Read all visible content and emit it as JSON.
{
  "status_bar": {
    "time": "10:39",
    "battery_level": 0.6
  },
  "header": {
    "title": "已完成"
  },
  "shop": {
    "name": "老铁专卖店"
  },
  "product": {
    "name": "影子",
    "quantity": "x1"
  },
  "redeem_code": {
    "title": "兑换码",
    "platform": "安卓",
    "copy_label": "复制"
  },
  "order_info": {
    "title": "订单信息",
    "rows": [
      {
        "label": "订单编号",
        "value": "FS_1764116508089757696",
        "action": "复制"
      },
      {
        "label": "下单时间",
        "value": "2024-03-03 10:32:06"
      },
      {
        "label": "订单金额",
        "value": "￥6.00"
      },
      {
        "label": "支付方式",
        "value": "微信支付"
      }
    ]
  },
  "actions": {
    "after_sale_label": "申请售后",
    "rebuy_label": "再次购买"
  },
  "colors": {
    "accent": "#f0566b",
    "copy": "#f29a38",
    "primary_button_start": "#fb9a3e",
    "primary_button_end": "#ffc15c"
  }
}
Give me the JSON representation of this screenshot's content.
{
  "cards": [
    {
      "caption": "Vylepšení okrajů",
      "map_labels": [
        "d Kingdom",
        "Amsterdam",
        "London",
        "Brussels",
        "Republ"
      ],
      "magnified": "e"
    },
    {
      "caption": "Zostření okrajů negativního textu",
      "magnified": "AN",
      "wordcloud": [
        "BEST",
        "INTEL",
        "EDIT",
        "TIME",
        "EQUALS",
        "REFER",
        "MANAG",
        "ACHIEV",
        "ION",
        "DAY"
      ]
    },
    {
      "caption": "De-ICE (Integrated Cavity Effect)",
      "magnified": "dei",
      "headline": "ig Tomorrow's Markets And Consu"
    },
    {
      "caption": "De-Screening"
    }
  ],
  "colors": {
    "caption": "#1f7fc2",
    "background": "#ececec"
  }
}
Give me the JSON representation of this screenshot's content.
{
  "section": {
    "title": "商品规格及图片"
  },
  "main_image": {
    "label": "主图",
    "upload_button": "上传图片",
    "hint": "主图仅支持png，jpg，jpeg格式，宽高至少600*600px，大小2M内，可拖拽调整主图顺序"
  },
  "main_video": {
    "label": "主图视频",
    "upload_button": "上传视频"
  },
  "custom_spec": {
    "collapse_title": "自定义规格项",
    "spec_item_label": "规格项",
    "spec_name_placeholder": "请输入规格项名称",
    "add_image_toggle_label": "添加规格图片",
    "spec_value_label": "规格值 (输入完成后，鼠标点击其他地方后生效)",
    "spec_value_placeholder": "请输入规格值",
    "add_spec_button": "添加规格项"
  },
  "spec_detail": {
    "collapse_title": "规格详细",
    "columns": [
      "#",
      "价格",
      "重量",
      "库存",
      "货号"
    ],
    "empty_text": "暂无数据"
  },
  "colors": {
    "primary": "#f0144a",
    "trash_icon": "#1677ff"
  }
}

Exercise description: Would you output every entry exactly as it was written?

Exercise answer:
Read all visible content and emit it as JSON.
{
  "status_bar": {
    "time": "10:39",
    "battery_level": 0.6
  },
  "header": {
    "title": "已完成"
  },
  "shop": {
    "name": "老铁专卖店"
  },
  "product": {
    "name": "影子",
    "quantity": "x1"
  },
  "redeem_code": {
    "title": "兑换码",
    "platform": "安卓",
    "copy_label": "复制"
  },
  "order_info": {
    "title": "订单信息",
    "rows": [
      {
        "label": "订单编号",
        "value": "FS_1764116508089757696",
        "action": "复制"
      },
      {
        "label": "下单时间",
        "value": "2024-03-03 10:32:06"
      },
      {
        "label": "订单金额",
        "value": "￥6.00"
      },
      {
        "label": "支付方式",
        "value": "微信支付"
      }
    ]
  },
  "actions": {
    "after_sale_label": "申请售后",
    "rebuy_label": "再次购买"
  },
  "colors": {
    "accent": "#f0566b",
    "copy": "#f29a38",
    "primary_button_start": "#fb9a3e",
    "primary_button_end": "#ffc15c"
  }
}
Give me the JSON representation of this screenshot's content.
{
  "cards": [
    {
      "caption": "Vylepšení okrajů",
      "map_labels": [
        "d Kingdom",
        "Amsterdam",
        "London",
        "Brussels",
        "Republ"
      ],
      "magnified": "e"
    },
    {
      "caption": "Zostření okrajů negativního textu",
      "magnified": "AN",
      "wordcloud": [
        "BEST",
        "INTEL",
        "EDIT",
        "TIME",
        "EQUALS",
        "REFER",
        "MANAG",
        "ACHIEV",
        "ION",
        "DAY"
      ]
    },
    {
      "caption": "De-ICE (Integrated Cavity Effect)",
      "magnified": "dei",
      "headline": "ig Tomorrow's Markets And Consu"
    },
    {
      "caption": "De-Screening"
    }
  ],
  "colors": {
    "caption": "#1f7fc2",
    "background": "#ececec"
  }
}
Give me the JSON representation of this screenshot's content.
{
  "section": {
    "title": "商品规格及图片"
  },
  "main_image": {
    "label": "主图",
    "upload_button": "上传图片",
    "hint": "主图仅支持png，jpg，jpeg格式，宽高至少600*600px，大小2M内，可拖拽调整主图顺序"
  },
  "main_video": {
    "label": "主图视频",
    "upload_button": "上传视频"
  },
  "custom_spec": {
    "collapse_title": "自定义规格项",
    "spec_item_label": "规格项",
    "spec_name_placeholder": "请输入规格项名称",
    "add_image_toggle_label": "添加规格图片",
    "spec_value_label": "规格值 (输入完成后，鼠标点击其他地方后生效)",
    "spec_value_placeholder": "请输入规格值",
    "add_spec_button": "添加规格项"
  },
  "spec_detail": {
    "collapse_title": "规格详细",
    "columns": [
      "#",
      "价格",
      "重量",
      "库存",
      "货号"
    ],
    "empty_text": "暂无数据"
  },
  "colors": {
    "primary": "#f0144a",
    "trash_icon": "#1677ff"
  }
}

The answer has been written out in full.